▶ [Your task]:
State only how many lines of the records contain the string "accent".

▶ [Information]:

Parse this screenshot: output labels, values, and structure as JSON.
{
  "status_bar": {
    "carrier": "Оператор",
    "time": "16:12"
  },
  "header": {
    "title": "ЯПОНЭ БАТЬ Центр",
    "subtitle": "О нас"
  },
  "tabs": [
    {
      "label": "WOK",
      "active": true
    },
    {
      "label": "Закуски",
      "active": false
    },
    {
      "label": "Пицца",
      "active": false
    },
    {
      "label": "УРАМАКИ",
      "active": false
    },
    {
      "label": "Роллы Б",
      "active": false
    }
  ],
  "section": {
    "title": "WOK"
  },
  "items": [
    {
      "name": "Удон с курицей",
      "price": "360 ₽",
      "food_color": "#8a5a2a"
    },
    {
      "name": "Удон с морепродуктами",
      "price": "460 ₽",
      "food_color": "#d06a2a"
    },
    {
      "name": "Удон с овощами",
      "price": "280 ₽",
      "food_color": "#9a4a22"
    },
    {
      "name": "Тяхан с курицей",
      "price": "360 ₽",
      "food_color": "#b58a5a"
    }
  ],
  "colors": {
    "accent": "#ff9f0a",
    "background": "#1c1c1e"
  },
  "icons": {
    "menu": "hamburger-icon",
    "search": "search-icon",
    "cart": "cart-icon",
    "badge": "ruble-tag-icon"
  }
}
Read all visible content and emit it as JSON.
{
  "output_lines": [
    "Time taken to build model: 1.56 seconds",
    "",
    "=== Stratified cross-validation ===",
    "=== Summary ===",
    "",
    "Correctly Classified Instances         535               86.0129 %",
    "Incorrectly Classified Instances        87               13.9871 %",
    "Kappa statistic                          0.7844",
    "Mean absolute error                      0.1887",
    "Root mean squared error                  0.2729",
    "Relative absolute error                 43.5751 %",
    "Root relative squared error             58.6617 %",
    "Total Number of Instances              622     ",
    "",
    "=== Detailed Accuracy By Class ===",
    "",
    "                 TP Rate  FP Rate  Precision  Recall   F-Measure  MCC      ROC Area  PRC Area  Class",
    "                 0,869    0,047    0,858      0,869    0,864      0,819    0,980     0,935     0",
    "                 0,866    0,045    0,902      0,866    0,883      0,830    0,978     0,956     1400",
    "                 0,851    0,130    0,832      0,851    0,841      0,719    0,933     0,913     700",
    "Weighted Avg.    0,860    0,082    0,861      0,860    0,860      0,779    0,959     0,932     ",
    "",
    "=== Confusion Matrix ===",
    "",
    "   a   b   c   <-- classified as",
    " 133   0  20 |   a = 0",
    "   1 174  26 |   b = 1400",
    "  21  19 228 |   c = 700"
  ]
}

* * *

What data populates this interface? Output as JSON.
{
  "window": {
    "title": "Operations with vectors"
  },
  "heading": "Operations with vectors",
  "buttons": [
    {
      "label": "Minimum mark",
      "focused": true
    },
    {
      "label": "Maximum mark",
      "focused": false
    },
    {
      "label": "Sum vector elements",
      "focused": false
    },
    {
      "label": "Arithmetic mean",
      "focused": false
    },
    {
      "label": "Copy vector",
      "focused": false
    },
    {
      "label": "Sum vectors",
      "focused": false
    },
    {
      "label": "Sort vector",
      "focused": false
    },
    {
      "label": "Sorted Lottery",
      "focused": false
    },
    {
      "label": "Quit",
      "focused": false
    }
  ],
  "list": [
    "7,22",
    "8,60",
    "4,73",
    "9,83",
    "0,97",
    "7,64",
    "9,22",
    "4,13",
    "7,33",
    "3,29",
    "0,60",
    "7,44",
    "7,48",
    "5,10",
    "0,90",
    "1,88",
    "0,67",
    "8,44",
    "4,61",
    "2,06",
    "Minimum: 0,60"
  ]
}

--

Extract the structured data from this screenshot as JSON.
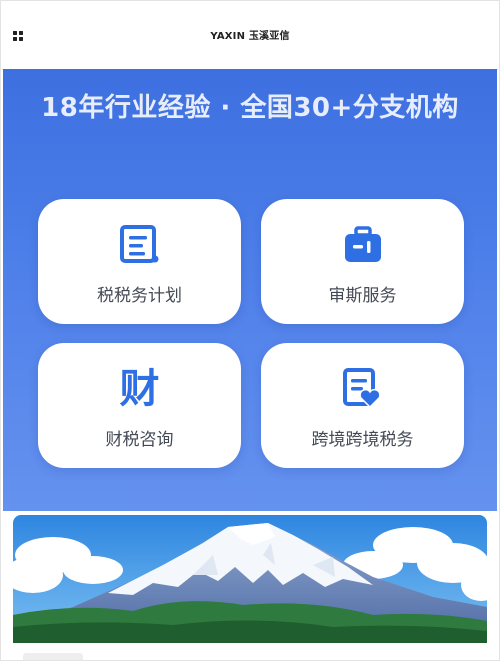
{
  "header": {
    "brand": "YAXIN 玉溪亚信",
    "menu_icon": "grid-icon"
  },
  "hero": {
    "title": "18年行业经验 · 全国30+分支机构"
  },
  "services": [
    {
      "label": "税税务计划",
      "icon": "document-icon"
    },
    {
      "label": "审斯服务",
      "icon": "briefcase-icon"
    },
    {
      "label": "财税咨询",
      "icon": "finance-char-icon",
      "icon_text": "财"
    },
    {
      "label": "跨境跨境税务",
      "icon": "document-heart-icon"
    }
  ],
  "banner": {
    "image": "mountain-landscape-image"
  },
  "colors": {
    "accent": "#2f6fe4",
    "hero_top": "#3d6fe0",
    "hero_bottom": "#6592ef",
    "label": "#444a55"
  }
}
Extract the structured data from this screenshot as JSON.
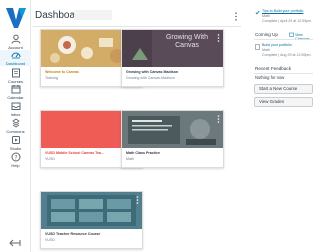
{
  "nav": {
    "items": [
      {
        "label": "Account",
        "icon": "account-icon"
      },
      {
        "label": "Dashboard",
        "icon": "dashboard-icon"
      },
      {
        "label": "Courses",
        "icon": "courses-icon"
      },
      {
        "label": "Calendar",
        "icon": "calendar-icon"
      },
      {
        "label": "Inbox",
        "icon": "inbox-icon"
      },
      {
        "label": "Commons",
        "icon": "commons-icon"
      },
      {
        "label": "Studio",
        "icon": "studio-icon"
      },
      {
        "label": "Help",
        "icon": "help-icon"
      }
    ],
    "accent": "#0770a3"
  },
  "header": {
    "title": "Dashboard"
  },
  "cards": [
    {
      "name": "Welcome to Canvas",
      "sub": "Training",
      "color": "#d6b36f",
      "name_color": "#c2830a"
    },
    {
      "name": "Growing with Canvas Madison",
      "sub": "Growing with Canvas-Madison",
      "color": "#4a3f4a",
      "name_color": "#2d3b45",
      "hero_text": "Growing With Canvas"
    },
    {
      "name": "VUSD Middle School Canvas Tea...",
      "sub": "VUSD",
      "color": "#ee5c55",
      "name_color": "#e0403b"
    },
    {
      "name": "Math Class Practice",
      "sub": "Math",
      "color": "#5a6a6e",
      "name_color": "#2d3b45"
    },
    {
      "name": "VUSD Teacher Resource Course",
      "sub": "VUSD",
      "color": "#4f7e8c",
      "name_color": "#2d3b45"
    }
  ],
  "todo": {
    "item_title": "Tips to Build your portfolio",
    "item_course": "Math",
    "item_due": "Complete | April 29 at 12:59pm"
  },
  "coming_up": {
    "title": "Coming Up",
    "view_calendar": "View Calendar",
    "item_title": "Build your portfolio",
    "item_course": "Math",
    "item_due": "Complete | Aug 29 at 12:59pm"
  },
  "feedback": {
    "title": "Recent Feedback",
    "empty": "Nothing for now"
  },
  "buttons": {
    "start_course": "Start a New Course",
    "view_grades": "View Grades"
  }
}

▶ [Task result]:
3